▶ _Activity_: Would you please return every line from the listing that contains the word "arrow"?

Entries shown section start

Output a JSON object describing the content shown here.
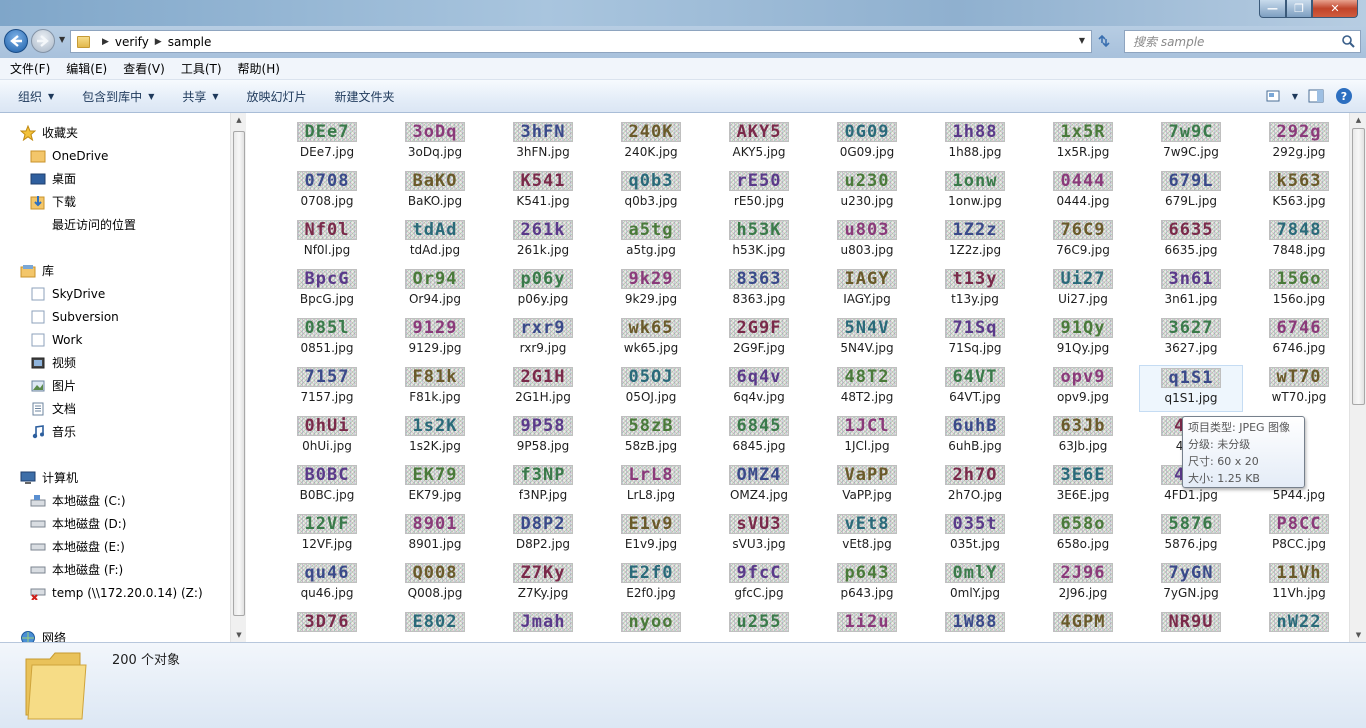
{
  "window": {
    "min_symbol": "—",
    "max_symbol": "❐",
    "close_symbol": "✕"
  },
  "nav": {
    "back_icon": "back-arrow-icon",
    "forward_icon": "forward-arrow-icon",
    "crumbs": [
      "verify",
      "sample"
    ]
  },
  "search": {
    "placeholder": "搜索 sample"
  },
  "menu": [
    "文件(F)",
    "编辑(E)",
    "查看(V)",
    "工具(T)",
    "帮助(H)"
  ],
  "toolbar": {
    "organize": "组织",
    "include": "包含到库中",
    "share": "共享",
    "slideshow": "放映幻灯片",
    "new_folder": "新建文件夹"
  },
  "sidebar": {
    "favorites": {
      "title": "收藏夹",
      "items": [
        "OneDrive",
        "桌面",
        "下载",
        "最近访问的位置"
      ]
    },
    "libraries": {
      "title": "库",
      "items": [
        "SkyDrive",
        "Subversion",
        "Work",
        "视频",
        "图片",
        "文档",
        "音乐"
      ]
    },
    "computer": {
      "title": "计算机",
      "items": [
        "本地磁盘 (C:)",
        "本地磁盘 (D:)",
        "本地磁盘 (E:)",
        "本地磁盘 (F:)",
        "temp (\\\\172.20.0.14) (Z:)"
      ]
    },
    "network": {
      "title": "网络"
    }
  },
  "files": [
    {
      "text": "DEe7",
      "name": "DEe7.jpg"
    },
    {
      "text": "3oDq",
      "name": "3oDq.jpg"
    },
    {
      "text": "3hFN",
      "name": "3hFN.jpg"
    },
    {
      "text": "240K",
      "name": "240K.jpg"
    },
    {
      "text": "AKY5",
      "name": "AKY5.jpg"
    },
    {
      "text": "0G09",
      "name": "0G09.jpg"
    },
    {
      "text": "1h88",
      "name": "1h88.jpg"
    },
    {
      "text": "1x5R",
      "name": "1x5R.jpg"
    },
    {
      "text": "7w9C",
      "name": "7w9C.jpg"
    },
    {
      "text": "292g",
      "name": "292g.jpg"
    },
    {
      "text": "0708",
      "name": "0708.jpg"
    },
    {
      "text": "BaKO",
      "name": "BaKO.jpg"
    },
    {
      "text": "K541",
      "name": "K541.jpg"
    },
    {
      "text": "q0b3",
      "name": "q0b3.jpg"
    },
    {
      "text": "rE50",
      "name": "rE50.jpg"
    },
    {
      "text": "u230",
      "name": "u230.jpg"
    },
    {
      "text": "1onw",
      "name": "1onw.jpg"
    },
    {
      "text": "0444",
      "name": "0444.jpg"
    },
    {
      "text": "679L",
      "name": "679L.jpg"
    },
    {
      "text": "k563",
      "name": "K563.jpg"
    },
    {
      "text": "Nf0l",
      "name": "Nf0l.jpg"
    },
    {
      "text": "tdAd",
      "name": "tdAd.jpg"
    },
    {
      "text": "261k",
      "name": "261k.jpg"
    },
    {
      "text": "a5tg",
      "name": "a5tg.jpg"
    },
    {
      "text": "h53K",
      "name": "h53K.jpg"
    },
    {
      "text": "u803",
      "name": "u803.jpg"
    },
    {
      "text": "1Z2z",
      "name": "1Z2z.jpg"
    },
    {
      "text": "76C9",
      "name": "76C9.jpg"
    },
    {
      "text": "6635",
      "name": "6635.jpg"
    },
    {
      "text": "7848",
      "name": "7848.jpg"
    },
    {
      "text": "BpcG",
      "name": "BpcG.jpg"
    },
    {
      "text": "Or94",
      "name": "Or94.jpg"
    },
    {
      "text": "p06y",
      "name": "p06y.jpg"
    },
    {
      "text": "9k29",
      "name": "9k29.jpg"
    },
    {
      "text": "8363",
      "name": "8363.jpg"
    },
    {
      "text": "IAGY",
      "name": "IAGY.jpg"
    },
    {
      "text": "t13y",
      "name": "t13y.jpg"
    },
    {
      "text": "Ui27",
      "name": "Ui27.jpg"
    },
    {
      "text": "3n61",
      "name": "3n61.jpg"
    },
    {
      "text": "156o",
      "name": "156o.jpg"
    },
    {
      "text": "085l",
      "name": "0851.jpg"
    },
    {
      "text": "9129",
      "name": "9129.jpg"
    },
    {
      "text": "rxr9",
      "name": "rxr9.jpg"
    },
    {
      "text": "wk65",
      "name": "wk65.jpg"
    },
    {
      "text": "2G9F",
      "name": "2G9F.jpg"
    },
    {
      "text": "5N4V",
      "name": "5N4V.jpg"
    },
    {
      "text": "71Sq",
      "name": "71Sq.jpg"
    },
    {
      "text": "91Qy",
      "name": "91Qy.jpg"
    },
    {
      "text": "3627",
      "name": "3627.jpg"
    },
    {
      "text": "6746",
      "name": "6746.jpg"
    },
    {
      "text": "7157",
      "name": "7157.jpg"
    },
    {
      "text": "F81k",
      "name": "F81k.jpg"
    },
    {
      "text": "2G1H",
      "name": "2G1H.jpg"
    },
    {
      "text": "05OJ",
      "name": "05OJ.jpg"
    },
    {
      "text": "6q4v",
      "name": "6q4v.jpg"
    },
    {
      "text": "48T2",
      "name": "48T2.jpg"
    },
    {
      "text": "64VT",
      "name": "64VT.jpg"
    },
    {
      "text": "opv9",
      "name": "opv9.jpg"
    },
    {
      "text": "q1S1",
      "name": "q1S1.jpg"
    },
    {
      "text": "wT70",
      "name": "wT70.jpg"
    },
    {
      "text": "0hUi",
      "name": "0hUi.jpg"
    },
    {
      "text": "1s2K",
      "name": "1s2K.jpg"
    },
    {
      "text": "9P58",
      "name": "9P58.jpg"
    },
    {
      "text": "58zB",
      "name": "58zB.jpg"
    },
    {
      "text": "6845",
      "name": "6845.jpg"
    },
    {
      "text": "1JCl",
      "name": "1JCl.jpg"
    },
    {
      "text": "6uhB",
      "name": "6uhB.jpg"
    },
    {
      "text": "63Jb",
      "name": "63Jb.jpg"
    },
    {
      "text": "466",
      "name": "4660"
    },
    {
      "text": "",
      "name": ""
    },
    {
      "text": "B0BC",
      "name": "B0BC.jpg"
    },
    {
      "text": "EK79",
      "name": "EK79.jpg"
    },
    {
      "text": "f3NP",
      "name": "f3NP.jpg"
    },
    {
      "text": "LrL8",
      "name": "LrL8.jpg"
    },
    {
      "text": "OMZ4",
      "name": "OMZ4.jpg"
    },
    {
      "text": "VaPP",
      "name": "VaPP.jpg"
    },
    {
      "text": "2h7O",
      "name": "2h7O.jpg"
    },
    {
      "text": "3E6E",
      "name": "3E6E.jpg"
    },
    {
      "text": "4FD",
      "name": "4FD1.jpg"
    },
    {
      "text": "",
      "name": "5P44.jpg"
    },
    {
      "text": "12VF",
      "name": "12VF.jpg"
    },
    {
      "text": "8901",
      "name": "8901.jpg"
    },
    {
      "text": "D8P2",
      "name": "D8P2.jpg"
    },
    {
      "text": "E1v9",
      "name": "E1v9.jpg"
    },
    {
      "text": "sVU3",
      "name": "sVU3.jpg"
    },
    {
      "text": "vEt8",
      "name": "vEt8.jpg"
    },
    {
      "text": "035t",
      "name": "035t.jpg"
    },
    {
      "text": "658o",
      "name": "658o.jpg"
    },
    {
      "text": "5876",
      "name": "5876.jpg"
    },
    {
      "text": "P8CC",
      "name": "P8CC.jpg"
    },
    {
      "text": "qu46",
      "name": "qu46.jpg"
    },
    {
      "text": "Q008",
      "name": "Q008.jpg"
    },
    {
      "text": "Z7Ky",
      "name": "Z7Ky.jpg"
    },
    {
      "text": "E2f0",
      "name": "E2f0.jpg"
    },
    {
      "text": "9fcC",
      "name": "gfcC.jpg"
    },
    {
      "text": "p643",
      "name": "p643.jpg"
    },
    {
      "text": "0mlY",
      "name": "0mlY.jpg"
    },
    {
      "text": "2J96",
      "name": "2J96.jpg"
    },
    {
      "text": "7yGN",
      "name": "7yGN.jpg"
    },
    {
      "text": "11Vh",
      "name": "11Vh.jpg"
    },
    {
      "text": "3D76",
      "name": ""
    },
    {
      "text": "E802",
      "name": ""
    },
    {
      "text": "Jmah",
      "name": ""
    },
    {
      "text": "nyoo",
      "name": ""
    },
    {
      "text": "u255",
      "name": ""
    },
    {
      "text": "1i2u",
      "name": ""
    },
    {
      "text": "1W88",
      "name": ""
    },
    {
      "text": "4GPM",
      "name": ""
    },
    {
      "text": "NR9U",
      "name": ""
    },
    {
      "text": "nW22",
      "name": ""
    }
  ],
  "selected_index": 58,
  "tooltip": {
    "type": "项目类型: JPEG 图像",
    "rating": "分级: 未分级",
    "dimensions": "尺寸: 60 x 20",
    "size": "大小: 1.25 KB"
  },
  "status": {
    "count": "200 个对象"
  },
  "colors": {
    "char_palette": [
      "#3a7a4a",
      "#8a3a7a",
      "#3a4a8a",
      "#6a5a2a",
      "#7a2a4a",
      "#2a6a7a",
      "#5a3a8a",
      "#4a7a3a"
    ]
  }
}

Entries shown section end

▶ _Worked solution_:
    "back_icon": "back-arrow-icon",
    "forward_icon": "forward-arrow-icon",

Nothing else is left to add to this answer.